# PROBLEM STATEMENT
Return all lines below containing the word "Zipcode".

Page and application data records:
========================================
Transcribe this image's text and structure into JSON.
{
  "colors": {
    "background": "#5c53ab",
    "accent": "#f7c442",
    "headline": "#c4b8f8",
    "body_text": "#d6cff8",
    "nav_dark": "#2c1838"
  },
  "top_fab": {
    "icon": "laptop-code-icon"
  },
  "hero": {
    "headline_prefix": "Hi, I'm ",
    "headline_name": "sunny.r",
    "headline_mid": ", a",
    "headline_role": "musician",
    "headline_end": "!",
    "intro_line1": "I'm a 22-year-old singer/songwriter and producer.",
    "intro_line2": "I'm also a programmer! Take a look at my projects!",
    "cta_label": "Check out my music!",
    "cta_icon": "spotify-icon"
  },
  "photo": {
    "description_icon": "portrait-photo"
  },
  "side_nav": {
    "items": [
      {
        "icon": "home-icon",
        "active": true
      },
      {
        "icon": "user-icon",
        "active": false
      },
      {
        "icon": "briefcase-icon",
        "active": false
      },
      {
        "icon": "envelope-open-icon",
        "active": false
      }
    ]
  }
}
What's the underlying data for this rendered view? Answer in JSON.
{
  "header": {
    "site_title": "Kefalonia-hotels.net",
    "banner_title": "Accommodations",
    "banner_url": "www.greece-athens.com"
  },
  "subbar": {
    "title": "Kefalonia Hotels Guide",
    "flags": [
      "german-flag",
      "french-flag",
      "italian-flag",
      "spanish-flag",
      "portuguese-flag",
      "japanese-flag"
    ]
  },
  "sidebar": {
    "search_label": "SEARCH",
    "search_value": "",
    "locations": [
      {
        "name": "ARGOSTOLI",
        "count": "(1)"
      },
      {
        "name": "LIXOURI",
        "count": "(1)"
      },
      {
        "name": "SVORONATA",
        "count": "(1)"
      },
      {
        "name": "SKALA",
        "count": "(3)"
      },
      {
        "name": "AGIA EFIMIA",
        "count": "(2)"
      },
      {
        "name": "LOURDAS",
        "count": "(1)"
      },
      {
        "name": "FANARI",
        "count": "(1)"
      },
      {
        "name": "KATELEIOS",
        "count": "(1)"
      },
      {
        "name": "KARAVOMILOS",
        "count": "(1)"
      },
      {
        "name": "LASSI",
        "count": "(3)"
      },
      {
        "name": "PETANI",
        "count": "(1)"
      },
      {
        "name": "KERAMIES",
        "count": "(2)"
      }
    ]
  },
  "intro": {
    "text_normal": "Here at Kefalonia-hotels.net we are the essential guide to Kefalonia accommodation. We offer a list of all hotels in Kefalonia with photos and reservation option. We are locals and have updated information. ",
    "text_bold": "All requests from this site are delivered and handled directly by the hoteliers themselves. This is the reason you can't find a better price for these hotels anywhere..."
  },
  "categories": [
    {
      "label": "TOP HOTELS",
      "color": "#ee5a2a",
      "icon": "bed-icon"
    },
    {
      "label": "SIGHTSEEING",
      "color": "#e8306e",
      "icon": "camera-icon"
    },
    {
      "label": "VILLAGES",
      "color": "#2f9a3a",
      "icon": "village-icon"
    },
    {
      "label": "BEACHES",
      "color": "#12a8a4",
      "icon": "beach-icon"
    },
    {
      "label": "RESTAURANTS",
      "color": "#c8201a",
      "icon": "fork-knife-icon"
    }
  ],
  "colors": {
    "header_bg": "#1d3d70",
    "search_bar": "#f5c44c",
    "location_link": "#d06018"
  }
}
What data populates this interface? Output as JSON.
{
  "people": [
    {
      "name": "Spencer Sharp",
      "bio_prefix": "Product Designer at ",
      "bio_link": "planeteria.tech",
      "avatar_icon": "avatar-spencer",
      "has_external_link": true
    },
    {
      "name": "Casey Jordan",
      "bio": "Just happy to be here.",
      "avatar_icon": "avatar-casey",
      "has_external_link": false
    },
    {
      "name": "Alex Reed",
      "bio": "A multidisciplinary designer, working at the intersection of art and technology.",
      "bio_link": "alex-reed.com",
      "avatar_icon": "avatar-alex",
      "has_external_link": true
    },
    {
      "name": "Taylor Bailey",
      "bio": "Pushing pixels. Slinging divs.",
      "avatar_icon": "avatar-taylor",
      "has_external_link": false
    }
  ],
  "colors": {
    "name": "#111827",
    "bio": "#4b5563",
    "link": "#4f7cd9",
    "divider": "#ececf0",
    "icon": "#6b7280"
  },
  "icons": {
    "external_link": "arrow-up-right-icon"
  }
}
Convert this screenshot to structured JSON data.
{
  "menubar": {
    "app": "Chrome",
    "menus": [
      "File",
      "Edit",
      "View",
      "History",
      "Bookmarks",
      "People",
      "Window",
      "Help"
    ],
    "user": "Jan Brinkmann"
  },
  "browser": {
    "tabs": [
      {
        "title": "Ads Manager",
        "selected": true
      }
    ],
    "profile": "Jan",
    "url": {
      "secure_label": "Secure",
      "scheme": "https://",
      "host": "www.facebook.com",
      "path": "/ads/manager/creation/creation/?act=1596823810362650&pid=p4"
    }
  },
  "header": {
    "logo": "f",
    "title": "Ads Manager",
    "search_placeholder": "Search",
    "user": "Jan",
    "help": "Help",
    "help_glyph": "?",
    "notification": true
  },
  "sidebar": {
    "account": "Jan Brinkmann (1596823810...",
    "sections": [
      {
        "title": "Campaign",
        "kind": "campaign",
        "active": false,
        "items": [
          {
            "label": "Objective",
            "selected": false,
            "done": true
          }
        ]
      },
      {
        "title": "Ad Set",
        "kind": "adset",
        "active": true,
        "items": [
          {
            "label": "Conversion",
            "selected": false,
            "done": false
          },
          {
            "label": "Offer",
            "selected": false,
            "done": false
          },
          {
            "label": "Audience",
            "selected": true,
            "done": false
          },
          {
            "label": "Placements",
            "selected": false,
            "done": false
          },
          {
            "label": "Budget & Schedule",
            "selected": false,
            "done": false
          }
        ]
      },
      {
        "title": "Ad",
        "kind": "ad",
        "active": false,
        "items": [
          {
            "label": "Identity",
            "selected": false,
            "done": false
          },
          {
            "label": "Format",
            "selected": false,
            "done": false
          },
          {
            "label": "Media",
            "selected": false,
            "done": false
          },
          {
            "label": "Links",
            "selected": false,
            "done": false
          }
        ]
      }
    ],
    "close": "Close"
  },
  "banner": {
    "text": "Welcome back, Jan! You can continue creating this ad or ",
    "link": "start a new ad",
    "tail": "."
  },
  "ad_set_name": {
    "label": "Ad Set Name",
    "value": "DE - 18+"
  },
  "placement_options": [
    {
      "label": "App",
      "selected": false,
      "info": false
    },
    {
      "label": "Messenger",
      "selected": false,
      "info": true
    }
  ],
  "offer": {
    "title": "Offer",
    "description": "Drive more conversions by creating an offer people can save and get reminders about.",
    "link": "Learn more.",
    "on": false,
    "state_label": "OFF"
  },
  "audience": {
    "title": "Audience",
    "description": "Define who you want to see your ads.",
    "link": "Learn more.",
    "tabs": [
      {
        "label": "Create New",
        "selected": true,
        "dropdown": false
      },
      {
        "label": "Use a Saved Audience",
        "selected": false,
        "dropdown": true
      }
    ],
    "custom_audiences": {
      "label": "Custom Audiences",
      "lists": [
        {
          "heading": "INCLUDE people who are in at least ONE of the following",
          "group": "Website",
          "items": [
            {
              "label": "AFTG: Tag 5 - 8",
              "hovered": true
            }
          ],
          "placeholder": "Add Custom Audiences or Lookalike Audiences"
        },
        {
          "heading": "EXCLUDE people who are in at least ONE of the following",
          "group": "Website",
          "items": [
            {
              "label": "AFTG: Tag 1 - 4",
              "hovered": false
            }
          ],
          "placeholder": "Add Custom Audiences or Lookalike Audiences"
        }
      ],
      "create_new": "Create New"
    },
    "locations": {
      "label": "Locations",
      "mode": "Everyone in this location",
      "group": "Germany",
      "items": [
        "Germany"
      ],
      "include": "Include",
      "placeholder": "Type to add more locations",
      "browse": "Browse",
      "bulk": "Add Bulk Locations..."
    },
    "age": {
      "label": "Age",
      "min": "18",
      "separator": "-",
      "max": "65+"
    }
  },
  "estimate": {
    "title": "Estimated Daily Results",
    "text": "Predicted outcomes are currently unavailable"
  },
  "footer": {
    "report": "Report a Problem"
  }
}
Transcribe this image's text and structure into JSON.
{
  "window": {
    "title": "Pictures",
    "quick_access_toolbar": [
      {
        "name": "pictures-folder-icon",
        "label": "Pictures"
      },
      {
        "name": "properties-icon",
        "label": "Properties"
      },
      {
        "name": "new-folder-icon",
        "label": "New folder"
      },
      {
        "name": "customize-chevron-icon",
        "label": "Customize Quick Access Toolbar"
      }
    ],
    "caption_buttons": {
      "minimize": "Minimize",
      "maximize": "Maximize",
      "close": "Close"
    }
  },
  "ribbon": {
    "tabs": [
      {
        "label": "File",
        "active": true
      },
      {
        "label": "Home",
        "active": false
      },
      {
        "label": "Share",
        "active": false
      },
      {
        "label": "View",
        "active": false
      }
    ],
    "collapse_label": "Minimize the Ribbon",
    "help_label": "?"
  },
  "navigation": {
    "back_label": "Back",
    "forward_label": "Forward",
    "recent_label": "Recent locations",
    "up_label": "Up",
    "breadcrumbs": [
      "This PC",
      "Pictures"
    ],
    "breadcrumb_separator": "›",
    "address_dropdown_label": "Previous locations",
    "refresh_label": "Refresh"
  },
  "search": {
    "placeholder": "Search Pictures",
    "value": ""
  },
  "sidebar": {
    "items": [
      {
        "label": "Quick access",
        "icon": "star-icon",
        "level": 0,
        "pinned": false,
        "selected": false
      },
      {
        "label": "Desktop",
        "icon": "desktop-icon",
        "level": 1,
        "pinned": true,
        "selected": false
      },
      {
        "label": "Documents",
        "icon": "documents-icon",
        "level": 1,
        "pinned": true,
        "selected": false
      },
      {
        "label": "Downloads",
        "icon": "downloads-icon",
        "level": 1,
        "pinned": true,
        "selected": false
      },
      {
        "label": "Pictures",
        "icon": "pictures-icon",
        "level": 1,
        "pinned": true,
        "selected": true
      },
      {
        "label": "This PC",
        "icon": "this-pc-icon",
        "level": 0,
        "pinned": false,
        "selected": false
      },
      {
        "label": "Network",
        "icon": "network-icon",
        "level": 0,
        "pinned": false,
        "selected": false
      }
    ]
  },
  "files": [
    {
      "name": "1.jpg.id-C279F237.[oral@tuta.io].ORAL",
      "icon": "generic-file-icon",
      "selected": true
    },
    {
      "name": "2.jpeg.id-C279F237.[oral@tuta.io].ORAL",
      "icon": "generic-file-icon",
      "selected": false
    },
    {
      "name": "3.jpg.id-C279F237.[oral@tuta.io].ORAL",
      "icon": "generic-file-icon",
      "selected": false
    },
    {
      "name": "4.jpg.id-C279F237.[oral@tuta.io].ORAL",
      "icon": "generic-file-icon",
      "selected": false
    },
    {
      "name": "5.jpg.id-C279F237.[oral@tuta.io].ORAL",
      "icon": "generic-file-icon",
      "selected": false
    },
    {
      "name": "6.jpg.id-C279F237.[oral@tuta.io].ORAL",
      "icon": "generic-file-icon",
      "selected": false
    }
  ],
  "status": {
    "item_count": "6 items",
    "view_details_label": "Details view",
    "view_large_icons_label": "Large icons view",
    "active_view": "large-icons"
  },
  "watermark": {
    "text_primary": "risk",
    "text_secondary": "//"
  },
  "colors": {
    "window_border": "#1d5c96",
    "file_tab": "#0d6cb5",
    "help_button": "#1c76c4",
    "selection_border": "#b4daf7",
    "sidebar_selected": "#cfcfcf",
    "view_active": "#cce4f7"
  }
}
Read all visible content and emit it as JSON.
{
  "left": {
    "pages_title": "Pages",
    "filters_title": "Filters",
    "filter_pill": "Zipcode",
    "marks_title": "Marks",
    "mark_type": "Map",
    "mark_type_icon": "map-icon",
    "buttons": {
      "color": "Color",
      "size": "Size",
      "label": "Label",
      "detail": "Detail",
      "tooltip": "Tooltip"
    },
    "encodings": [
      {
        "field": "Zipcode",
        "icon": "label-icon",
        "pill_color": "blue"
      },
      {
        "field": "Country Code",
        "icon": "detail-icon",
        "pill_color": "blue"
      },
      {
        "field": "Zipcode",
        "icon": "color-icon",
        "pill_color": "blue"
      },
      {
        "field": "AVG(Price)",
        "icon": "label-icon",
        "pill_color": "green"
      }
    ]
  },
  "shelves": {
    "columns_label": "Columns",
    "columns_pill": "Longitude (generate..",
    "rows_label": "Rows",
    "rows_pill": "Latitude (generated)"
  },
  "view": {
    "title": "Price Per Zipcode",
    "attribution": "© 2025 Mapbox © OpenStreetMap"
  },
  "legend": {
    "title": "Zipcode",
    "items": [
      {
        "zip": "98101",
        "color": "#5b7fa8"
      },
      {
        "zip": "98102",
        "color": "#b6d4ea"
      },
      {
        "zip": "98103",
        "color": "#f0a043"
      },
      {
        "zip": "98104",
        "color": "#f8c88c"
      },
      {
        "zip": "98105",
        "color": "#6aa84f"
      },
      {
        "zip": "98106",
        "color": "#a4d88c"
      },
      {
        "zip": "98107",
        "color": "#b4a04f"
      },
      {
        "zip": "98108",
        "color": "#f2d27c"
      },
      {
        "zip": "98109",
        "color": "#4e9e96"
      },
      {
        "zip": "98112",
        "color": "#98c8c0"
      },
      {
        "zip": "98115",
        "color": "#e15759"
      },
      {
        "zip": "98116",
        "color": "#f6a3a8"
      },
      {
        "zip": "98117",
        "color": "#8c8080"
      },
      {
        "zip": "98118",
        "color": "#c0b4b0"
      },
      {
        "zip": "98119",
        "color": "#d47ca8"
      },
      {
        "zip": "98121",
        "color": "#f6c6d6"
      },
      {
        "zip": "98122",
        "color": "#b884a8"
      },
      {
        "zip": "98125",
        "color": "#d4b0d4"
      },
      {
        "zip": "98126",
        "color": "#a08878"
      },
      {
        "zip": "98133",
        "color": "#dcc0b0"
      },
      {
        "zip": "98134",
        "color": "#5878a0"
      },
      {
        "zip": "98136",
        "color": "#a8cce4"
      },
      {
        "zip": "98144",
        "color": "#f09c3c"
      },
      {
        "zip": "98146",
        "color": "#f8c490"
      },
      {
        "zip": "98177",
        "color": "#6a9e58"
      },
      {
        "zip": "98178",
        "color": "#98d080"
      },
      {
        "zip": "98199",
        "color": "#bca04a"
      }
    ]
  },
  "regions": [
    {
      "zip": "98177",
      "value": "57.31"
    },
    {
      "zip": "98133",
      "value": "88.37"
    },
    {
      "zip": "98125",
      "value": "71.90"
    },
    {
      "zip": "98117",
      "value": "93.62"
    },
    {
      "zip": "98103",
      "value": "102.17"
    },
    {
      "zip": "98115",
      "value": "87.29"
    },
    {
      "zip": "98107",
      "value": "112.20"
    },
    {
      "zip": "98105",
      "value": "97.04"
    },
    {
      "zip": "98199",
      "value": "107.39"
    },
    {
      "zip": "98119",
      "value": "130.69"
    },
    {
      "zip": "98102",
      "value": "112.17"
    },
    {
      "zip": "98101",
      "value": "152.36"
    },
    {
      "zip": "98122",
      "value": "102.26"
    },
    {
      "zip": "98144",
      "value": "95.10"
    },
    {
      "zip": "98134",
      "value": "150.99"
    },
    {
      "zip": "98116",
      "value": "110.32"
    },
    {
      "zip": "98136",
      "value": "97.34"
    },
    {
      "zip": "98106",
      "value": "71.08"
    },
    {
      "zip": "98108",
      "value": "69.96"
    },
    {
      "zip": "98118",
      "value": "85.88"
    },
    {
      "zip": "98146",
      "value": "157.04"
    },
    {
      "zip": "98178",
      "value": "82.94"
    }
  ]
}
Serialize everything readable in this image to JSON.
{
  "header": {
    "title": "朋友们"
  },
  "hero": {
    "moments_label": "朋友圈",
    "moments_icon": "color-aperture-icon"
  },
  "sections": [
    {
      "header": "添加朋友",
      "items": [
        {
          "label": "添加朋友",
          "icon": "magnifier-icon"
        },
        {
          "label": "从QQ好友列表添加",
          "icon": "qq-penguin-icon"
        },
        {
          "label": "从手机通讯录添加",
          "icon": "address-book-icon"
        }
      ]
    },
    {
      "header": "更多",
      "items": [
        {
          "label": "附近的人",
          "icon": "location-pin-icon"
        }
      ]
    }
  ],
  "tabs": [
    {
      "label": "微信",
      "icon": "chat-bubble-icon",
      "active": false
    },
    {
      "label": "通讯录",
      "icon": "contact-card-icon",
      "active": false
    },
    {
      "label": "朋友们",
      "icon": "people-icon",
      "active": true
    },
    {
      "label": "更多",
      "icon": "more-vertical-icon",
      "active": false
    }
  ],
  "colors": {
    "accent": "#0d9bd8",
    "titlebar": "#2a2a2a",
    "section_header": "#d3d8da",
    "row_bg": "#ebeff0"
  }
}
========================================
# REPLY
    "filter_pill": "Zipcode",
        "field": "Zipcode",
        "field": "Zipcode",
    "title": "Price Per Zipcode",
    "title": "Zipcode",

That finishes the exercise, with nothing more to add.